If we take into account the police state character of the Cuban political system and its coercive methods to squeeze every vote out of the population, it was a setback for the dictatorship. Just keep in mind that by order of the Cuban Communist Party (PCC)  on the day of the “elections” the Committees to Defend the Revolution (CDR)  activists were knocking on each neighbor’s door reminding them to go and vote. Whoever was not going to vote, even if the person was not sick but have a justifiable excuse, it could be designated as “disaffected” or, even worse, “counterrevolutionary”, with the problems that this implies in the labor, social, and political fields.

But more or less votes does not matter because all the candidates are designated by the communists and the voting figures are always manipulated, since the members of the National Electoral Council (CNE) are under the control of the Communist Party and there is no independent counterpart that guarantees the transparency of the electoral process. The traps remain “within the family”.

However, out of a total of 8,926,575 registered persons only 7,399,891 voted. More than 1,526,684 were not voting (17.1%). And it was reported that 412,914 ballots were cancelled or left blank.

In Cuba, not voting or canceling the ballot means voting against. Therefore, by official figures, almost two million voters (1,939,598) disobeyed the PCC and 21.7% of registered voters voted against the government. And keep in mind that these are the official figures provided by the government. So the real figures remain unknown.

For any Western country these percentages may seem spectacular, but in 2002 it was 95.75% of the population that “voted” in the elections, in 2007 it was 96.49%, and in 2012 it was 94.21%.

A large percentage of the population exercises the vote selecting the candidates defined by the communists as the only “politically correct” and do it out of fear; for the understandable paranoia that they are being watched or filmed by commissioners with hidden cameras or the use of other resources to identify personal vows.

In these elections it can be estimated that the percentage of rejection is higher than that announced by the Cuban government. In voting centers there has always been a concern that many canceled or blank ballots are counted as good.

Assuming a modest 15% of more blank or canceled ballots than those admitted by the CNE, another 1.1 million voters actually voted against the dictatorship.
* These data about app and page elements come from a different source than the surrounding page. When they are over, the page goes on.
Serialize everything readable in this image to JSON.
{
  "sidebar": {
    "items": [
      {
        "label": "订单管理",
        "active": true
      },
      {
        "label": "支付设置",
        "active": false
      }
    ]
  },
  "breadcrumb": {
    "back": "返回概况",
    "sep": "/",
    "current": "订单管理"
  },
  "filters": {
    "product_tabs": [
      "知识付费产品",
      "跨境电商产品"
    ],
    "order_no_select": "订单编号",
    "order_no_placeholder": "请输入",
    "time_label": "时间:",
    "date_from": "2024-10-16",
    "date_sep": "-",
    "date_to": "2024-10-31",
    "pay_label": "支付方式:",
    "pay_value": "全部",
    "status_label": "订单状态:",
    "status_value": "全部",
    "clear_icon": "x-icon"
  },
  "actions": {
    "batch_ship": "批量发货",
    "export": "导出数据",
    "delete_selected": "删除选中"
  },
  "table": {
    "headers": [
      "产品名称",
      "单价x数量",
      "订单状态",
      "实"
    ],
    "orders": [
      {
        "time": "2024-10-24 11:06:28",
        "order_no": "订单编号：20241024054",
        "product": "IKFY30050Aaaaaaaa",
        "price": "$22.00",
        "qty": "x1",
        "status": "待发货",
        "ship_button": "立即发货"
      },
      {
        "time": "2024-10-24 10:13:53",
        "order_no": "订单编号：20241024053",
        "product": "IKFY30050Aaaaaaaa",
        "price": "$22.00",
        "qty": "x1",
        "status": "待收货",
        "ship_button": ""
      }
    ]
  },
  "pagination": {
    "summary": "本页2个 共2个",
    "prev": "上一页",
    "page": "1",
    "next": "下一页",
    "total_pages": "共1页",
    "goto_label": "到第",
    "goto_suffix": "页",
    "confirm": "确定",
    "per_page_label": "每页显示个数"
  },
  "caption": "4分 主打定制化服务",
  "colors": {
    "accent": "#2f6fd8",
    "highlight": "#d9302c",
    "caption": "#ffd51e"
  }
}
In other words, there is no exaggeration if it is affirmed that more than 3 million Cubans spoke out against Castroism despite political, economic and social pressures to do the opposite.

The Castro electoral system is fraudulent by design. These are unique candidates, without competition, and each voter is pressured to make a single cross on the top of the ballot so that he or she can vote for all official candidates in one stroke of the pen, as a block. There are other tricks.

The poor interest of Cubans in their “elections” is palpable. Voters consulted by independent journalists on election day said they did not know who they had voted for or why they voted. That is, they voted by inertia, due to pressure from the Committees for the Defense of the Revolution, the PCC and, above all, for fear of the price they would have to pay if they did not do so. Others said they do not expect any change when Raúl Castro leaves the Presidency in April.

For the first time in 42 years the opposition mobilized hundreds of activists as observers, and although many of them were arrested, a few others managed to go to the polling stations and found a way to accomplish their task.

At the end, with all the false figures and the pressures and tricks, the truth is that the dictator will leave the presidency with the highest rate of unpopularity and apathy towards the “elections” that Castroism ever had.